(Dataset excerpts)
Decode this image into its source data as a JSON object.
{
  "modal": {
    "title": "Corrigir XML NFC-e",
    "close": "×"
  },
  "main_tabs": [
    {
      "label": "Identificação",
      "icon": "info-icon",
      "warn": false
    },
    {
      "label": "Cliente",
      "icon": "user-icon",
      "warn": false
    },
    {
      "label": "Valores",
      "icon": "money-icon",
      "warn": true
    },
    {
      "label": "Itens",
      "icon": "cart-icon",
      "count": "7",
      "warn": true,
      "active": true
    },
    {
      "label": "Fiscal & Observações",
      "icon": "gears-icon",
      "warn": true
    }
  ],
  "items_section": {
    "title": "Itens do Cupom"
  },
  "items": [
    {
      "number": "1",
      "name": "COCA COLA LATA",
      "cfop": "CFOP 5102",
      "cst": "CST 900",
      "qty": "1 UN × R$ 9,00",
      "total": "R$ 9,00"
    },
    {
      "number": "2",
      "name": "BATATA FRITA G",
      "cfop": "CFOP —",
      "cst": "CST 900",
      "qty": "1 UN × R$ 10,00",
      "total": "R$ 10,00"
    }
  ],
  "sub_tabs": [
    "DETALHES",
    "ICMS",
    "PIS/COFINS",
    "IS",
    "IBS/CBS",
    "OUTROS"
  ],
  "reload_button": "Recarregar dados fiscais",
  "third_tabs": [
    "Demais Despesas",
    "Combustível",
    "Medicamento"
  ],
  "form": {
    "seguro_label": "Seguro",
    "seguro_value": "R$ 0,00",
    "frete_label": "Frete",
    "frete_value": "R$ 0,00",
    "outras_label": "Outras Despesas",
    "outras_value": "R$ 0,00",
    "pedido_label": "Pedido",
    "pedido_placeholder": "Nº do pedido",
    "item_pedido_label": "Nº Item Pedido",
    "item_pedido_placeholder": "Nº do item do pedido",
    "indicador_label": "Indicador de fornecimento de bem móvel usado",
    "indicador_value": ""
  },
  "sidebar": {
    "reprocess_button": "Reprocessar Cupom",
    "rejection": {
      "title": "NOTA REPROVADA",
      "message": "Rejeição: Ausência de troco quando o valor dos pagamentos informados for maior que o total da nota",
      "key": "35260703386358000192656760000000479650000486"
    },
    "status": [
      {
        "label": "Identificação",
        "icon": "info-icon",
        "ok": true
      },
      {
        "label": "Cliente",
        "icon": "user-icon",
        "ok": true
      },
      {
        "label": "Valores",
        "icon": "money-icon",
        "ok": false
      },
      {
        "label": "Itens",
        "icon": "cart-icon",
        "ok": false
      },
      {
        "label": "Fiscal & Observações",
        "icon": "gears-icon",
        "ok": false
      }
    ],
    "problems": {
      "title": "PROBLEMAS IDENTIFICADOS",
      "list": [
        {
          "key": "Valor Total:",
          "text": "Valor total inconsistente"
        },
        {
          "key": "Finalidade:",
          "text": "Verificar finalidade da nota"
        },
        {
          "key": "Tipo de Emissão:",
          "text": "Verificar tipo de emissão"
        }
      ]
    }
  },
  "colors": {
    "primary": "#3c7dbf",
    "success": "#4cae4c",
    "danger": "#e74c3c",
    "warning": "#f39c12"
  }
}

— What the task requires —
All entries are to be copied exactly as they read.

— Answer below —
Decode this image into its source data as a JSON object.
{
  "modal": {
    "title": "Corrigir XML NFC-e",
    "close": "×"
  },
  "main_tabs": [
    {
      "label": "Identificação",
      "icon": "info-icon",
      "warn": false
    },
    {
      "label": "Cliente",
      "icon": "user-icon",
      "warn": false
    },
    {
      "label": "Valores",
      "icon": "money-icon",
      "warn": true
    },
    {
      "label": "Itens",
      "icon": "cart-icon",
      "count": "7",
      "warn": true,
      "active": true
    },
    {
      "label": "Fiscal & Observações",
      "icon": "gears-icon",
      "warn": true
    }
  ],
  "items_section": {
    "title": "Itens do Cupom"
  },
  "items": [
    {
      "number": "1",
      "name": "COCA COLA LATA",
      "cfop": "CFOP 5102",
      "cst": "CST 900",
      "qty": "1 UN × R$ 9,00",
      "total": "R$ 9,00"
    },
    {
      "number": "2",
      "name": "BATATA FRITA G",
      "cfop": "CFOP —",
      "cst": "CST 900",
      "qty": "1 UN × R$ 10,00",
      "total": "R$ 10,00"
    }
  ],
  "sub_tabs": [
    "DETALHES",
    "ICMS",
    "PIS/COFINS",
    "IS",
    "IBS/CBS",
    "OUTROS"
  ],
  "reload_button": "Recarregar dados fiscais",
  "third_tabs": [
    "Demais Despesas",
    "Combustível",
    "Medicamento"
  ],
  "form": {
    "seguro_label": "Seguro",
    "seguro_value": "R$ 0,00",
    "frete_label": "Frete",
    "frete_value": "R$ 0,00",
    "outras_label": "Outras Despesas",
    "outras_value": "R$ 0,00",
    "pedido_label": "Pedido",
    "pedido_placeholder": "Nº do pedido",
    "item_pedido_label": "Nº Item Pedido",
    "item_pedido_placeholder": "Nº do item do pedido",
    "indicador_label": "Indicador de fornecimento de bem móvel usado",
    "indicador_value": ""
  },
  "sidebar": {
    "reprocess_button": "Reprocessar Cupom",
    "rejection": {
      "title": "NOTA REPROVADA",
      "message": "Rejeição: Ausência de troco quando o valor dos pagamentos informados for maior que o total da nota",
      "key": "35260703386358000192656760000000479650000486"
    },
    "status": [
      {
        "label": "Identificação",
        "icon": "info-icon",
        "ok": true
      },
      {
        "label": "Cliente",
        "icon": "user-icon",
        "ok": true
      },
      {
        "label": "Valores",
        "icon": "money-icon",
        "ok": false
      },
      {
        "label": "Itens",
        "icon": "cart-icon",
        "ok": false
      },
      {
        "label": "Fiscal & Observações",
        "icon": "gears-icon",
        "ok": false
      }
    ],
    "problems": {
      "title": "PROBLEMAS IDENTIFICADOS",
      "list": [
        {
          "key": "Valor Total:",
          "text": "Valor total inconsistente"
        },
        {
          "key": "Finalidade:",
          "text": "Verificar finalidade da nota"
        },
        {
          "key": "Tipo de Emissão:",
          "text": "Verificar tipo de emissão"
        }
      ]
    }
  },
  "colors": {
    "primary": "#3c7dbf",
    "success": "#4cae4c",
    "danger": "#e74c3c",
    "warning": "#f39c12"
  }
}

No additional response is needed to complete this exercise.